-- Task prompt --
Set every line of the data down again exactly, and keep the pictures out.

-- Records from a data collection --
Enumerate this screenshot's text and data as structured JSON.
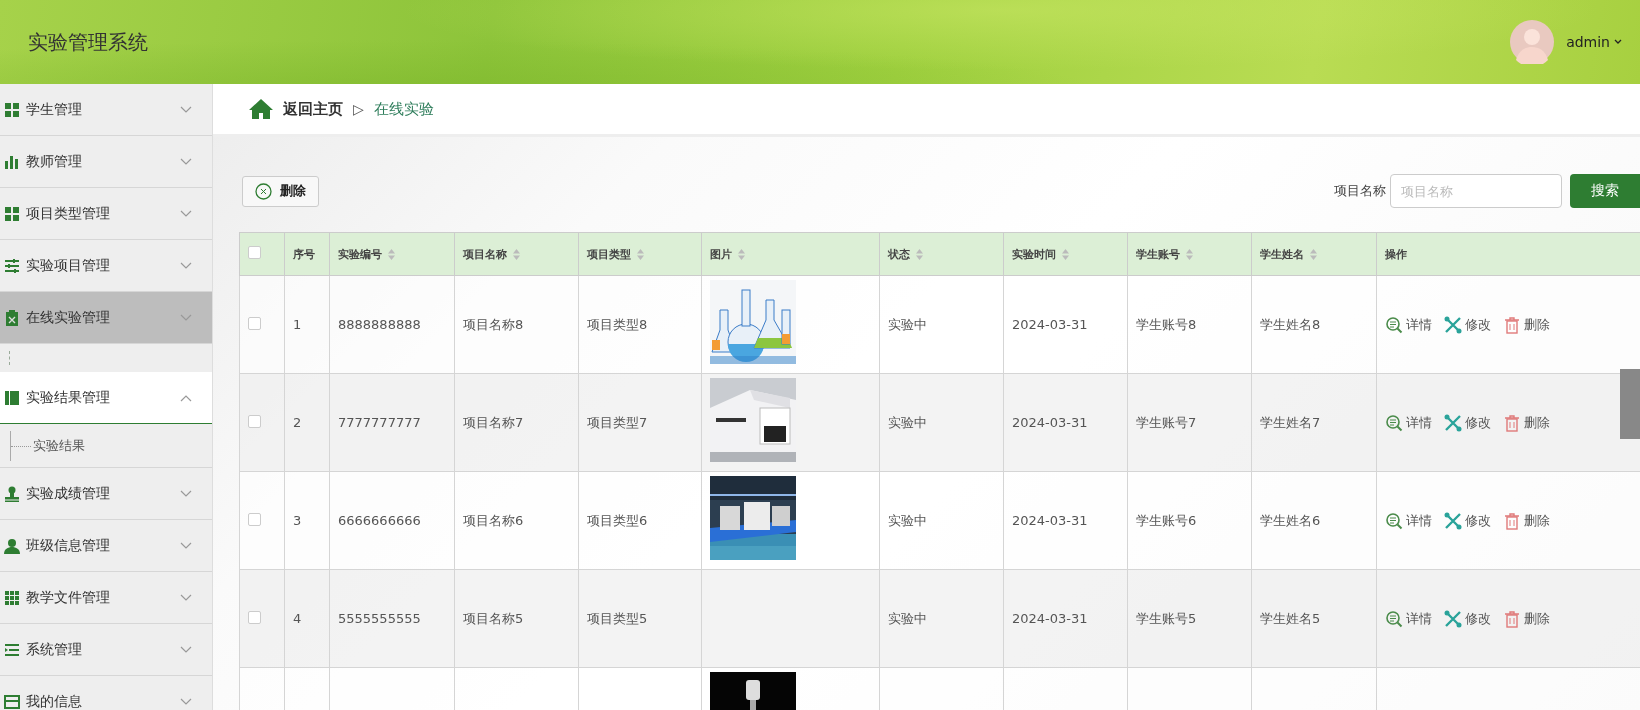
{
  "header": {
    "title": "实验管理系统",
    "user": "admin"
  },
  "sidebar": {
    "items": [
      {
        "label": "学生管理",
        "kind": "grid",
        "selected": false,
        "expanded": false
      },
      {
        "label": "教师管理",
        "kind": "bars",
        "selected": false,
        "expanded": false
      },
      {
        "label": "项目类型管理",
        "kind": "grid",
        "selected": false,
        "expanded": false
      },
      {
        "label": "实验项目管理",
        "kind": "sliders",
        "selected": false,
        "expanded": false
      },
      {
        "label": "在线实验管理",
        "kind": "clipboard",
        "selected": true,
        "expanded": false,
        "closing": true
      },
      {
        "label": "实验结果管理",
        "kind": "book",
        "selected": false,
        "expanded": true,
        "children": [
          {
            "label": "实验结果"
          }
        ]
      },
      {
        "label": "实验成绩管理",
        "kind": "stamp",
        "selected": false,
        "expanded": false
      },
      {
        "label": "班级信息管理",
        "kind": "person",
        "selected": false,
        "expanded": false
      },
      {
        "label": "教学文件管理",
        "kind": "grid9",
        "selected": false,
        "expanded": false
      },
      {
        "label": "系统管理",
        "kind": "list",
        "selected": false,
        "expanded": false
      },
      {
        "label": "我的信息",
        "kind": "card",
        "selected": false,
        "expanded": false
      }
    ]
  },
  "breadcrumb": {
    "home": "返回主页",
    "separator": "▷",
    "current": "在线实验"
  },
  "toolbar": {
    "delete": "删除",
    "search_label": "项目名称",
    "search_placeholder": "项目名称",
    "search_button": "搜索"
  },
  "table": {
    "all_checked": false,
    "columns": [
      {
        "label": "序号",
        "sortable": false
      },
      {
        "label": "实验编号",
        "sortable": true
      },
      {
        "label": "项目名称",
        "sortable": true
      },
      {
        "label": "项目类型",
        "sortable": true
      },
      {
        "label": "图片",
        "sortable": true
      },
      {
        "label": "状态",
        "sortable": true
      },
      {
        "label": "实验时间",
        "sortable": true
      },
      {
        "label": "学生账号",
        "sortable": true
      },
      {
        "label": "学生姓名",
        "sortable": true
      },
      {
        "label": "操作",
        "sortable": false
      }
    ],
    "rows": [
      {
        "checked": false,
        "cells": [
          "1",
          "8888888888",
          "项目名称8",
          "项目类型8"
        ],
        "image": {
          "kind": "picture"
        },
        "cells2": [
          "实验中",
          "2024-03-31",
          "学生账号8",
          "学生姓名8"
        ],
        "actions": [
          "详情",
          "修改",
          "删除"
        ]
      },
      {
        "checked": false,
        "cells": [
          "2",
          "7777777777",
          "项目名称7",
          "项目类型7"
        ],
        "image": {
          "kind": "picture"
        },
        "cells2": [
          "实验中",
          "2024-03-31",
          "学生账号7",
          "学生姓名7"
        ],
        "actions": [
          "详情",
          "修改",
          "删除"
        ]
      },
      {
        "checked": false,
        "cells": [
          "3",
          "6666666666",
          "项目名称6",
          "项目类型6"
        ],
        "image": {
          "kind": "picture"
        },
        "cells2": [
          "实验中",
          "2024-03-31",
          "学生账号6",
          "学生姓名6"
        ],
        "actions": [
          "详情",
          "修改",
          "删除"
        ]
      },
      {
        "checked": false,
        "cells": [
          "4",
          "5555555555",
          "项目名称5",
          "项目类型5"
        ],
        "image": {
          "kind": "broken"
        },
        "cells2": [
          "实验中",
          "2024-03-31",
          "学生账号5",
          "学生姓名5"
        ],
        "actions": [
          "详情",
          "修改",
          "删除"
        ]
      },
      {
        "kind": "partial",
        "image": {
          "kind": "picture"
        }
      }
    ]
  }
}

-- Response below --
Enumerate this screenshot's text and data as structured JSON.
{
  "header": {
    "title": "实验管理系统",
    "user": "admin"
  },
  "sidebar": {
    "items": [
      {
        "label": "学生管理",
        "kind": "grid",
        "selected": false,
        "expanded": false
      },
      {
        "label": "教师管理",
        "kind": "bars",
        "selected": false,
        "expanded": false
      },
      {
        "label": "项目类型管理",
        "kind": "grid",
        "selected": false,
        "expanded": false
      },
      {
        "label": "实验项目管理",
        "kind": "sliders",
        "selected": false,
        "expanded": false
      },
      {
        "label": "在线实验管理",
        "kind": "clipboard",
        "selected": true,
        "expanded": false,
        "closing": true
      },
      {
        "label": "实验结果管理",
        "kind": "book",
        "selected": false,
        "expanded": true,
        "children": [
          {
            "label": "实验结果"
          }
        ]
      },
      {
        "label": "实验成绩管理",
        "kind": "stamp",
        "selected": false,
        "expanded": false
      },
      {
        "label": "班级信息管理",
        "kind": "person",
        "selected": false,
        "expanded": false
      },
      {
        "label": "教学文件管理",
        "kind": "grid9",
        "selected": false,
        "expanded": false
      },
      {
        "label": "系统管理",
        "kind": "list",
        "selected": false,
        "expanded": false
      },
      {
        "label": "我的信息",
        "kind": "card",
        "selected": false,
        "expanded": false
      }
    ]
  },
  "breadcrumb": {
    "home": "返回主页",
    "separator": "▷",
    "current": "在线实验"
  },
  "toolbar": {
    "delete": "删除",
    "search_label": "项目名称",
    "search_placeholder": "项目名称",
    "search_button": "搜索"
  },
  "table": {
    "all_checked": false,
    "columns": [
      {
        "label": "序号",
        "sortable": false
      },
      {
        "label": "实验编号",
        "sortable": true
      },
      {
        "label": "项目名称",
        "sortable": true
      },
      {
        "label": "项目类型",
        "sortable": true
      },
      {
        "label": "图片",
        "sortable": true
      },
      {
        "label": "状态",
        "sortable": true
      },
      {
        "label": "实验时间",
        "sortable": true
      },
      {
        "label": "学生账号",
        "sortable": true
      },
      {
        "label": "学生姓名",
        "sortable": true
      },
      {
        "label": "操作",
        "sortable": false
      }
    ],
    "rows": [
      {
        "checked": false,
        "cells": [
          "1",
          "8888888888",
          "项目名称8",
          "项目类型8"
        ],
        "image": {
          "kind": "picture"
        },
        "cells2": [
          "实验中",
          "2024-03-31",
          "学生账号8",
          "学生姓名8"
        ],
        "actions": [
          "详情",
          "修改",
          "删除"
        ]
      },
      {
        "checked": false,
        "cells": [
          "2",
          "7777777777",
          "项目名称7",
          "项目类型7"
        ],
        "image": {
          "kind": "picture"
        },
        "cells2": [
          "实验中",
          "2024-03-31",
          "学生账号7",
          "学生姓名7"
        ],
        "actions": [
          "详情",
          "修改",
          "删除"
        ]
      },
      {
        "checked": false,
        "cells": [
          "3",
          "6666666666",
          "项目名称6",
          "项目类型6"
        ],
        "image": {
          "kind": "picture"
        },
        "cells2": [
          "实验中",
          "2024-03-31",
          "学生账号6",
          "学生姓名6"
        ],
        "actions": [
          "详情",
          "修改",
          "删除"
        ]
      },
      {
        "checked": false,
        "cells": [
          "4",
          "5555555555",
          "项目名称5",
          "项目类型5"
        ],
        "image": {
          "kind": "broken"
        },
        "cells2": [
          "实验中",
          "2024-03-31",
          "学生账号5",
          "学生姓名5"
        ],
        "actions": [
          "详情",
          "修改",
          "删除"
        ]
      },
      {
        "kind": "partial",
        "image": {
          "kind": "picture"
        }
      }
    ]
  }
}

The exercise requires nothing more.